** Task statement **
Tally the lines of the entries in which the string "Filter" occurs, and say only how many.

** Information shown **

'''

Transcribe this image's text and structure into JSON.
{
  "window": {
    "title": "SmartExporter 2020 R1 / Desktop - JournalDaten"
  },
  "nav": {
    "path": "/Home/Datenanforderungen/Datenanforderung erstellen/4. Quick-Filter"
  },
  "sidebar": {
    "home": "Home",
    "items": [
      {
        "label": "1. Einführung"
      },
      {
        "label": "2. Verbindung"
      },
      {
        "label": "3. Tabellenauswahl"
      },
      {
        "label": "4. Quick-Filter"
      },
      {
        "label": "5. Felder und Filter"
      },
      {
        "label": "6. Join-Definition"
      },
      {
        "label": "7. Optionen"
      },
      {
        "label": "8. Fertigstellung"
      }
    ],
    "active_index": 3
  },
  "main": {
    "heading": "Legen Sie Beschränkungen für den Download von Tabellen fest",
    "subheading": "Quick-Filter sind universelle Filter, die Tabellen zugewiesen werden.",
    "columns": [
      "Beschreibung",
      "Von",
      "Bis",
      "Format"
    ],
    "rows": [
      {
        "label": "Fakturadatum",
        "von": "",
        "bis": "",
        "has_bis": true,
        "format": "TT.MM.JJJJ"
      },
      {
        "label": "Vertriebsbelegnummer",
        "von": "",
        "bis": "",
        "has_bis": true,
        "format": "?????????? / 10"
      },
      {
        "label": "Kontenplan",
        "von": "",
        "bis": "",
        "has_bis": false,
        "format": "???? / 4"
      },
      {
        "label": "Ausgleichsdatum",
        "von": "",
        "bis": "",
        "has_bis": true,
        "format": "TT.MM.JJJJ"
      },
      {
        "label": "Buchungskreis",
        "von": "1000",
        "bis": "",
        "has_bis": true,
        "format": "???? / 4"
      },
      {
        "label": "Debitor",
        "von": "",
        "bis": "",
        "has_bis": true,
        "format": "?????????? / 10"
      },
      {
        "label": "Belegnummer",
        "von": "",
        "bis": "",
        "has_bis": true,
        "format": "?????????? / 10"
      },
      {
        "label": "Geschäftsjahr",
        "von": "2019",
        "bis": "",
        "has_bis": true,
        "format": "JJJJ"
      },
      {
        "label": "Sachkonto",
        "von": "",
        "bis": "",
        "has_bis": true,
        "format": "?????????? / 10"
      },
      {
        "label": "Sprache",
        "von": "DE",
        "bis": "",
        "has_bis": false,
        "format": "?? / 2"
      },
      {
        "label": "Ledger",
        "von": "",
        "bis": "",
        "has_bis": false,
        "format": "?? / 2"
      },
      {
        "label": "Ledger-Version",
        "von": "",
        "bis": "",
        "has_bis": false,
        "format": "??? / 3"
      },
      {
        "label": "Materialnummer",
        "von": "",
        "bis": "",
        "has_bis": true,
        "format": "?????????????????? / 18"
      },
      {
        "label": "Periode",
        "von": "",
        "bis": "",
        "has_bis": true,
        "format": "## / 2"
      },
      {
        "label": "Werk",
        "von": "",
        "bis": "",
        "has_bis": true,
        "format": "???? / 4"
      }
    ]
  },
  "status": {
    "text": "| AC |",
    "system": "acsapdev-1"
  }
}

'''

** Answer to this problem **
4